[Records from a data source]
Start of Block

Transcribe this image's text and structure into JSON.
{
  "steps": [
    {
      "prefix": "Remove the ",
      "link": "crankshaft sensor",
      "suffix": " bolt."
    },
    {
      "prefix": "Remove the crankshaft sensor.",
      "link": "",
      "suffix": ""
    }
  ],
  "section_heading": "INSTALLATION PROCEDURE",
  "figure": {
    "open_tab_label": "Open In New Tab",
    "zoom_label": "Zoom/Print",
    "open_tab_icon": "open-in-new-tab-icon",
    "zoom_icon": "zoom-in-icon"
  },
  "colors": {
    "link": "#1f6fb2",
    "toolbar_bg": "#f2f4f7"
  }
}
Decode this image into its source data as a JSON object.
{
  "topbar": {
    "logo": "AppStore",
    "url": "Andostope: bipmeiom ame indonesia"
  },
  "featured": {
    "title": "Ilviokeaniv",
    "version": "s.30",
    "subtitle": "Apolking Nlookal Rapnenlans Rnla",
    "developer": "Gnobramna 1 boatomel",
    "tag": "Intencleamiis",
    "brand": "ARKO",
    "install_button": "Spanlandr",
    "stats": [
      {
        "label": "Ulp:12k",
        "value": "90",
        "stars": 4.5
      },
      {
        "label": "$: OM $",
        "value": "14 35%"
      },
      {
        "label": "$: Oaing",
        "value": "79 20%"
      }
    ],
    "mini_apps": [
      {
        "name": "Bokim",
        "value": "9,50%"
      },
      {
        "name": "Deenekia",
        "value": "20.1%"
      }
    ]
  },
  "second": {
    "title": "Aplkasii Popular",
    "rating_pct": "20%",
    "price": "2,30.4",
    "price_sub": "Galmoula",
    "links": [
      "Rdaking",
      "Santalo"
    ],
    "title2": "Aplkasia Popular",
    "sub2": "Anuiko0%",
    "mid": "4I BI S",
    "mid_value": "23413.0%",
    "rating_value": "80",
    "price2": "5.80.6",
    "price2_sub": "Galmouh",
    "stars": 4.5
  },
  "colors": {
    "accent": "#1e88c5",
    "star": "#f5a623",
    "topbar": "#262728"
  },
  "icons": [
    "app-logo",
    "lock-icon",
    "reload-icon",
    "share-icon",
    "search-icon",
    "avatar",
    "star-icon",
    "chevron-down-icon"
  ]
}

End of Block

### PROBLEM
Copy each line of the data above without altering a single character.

### REPLY TO THE EXERCISE
Transcribe this image's text and structure into JSON.
{
  "steps": [
    {
      "prefix": "Remove the ",
      "link": "crankshaft sensor",
      "suffix": " bolt."
    },
    {
      "prefix": "Remove the crankshaft sensor.",
      "link": "",
      "suffix": ""
    }
  ],
  "section_heading": "INSTALLATION PROCEDURE",
  "figure": {
    "open_tab_label": "Open In New Tab",
    "zoom_label": "Zoom/Print",
    "open_tab_icon": "open-in-new-tab-icon",
    "zoom_icon": "zoom-in-icon"
  },
  "colors": {
    "link": "#1f6fb2",
    "toolbar_bg": "#f2f4f7"
  }
}
Decode this image into its source data as a JSON object.
{
  "topbar": {
    "logo": "AppStore",
    "url": "Andostope: bipmeiom ame indonesia"
  },
  "featured": {
    "title": "Ilviokeaniv",
    "version": "s.30",
    "subtitle": "Apolking Nlookal Rapnenlans Rnla",
    "developer": "Gnobramna 1 boatomel",
    "tag": "Intencleamiis",
    "brand": "ARKO",
    "install_button": "Spanlandr",
    "stats": [
      {
        "label": "Ulp:12k",
        "value": "90",
        "stars": 4.5
      },
      {
        "label": "$: OM $",
        "value": "14 35%"
      },
      {
        "label": "$: Oaing",
        "value": "79 20%"
      }
    ],
    "mini_apps": [
      {
        "name": "Bokim",
        "value": "9,50%"
      },
      {
        "name": "Deenekia",
        "value": "20.1%"
      }
    ]
  },
  "second": {
    "title": "Aplkasii Popular",
    "rating_pct": "20%",
    "price": "2,30.4",
    "price_sub": "Galmoula",
    "links": [
      "Rdaking",
      "Santalo"
    ],
    "title2": "Aplkasia Popular",
    "sub2": "Anuiko0%",
    "mid": "4I BI S",
    "mid_value": "23413.0%",
    "rating_value": "80",
    "price2": "5.80.6",
    "price2_sub": "Galmouh",
    "stars": 4.5
  },
  "colors": {
    "accent": "#1e88c5",
    "star": "#f5a623",
    "topbar": "#262728"
  },
  "icons": [
    "app-logo",
    "lock-icon",
    "reload-icon",
    "share-icon",
    "search-icon",
    "avatar",
    "star-icon",
    "chevron-down-icon"
  ]
}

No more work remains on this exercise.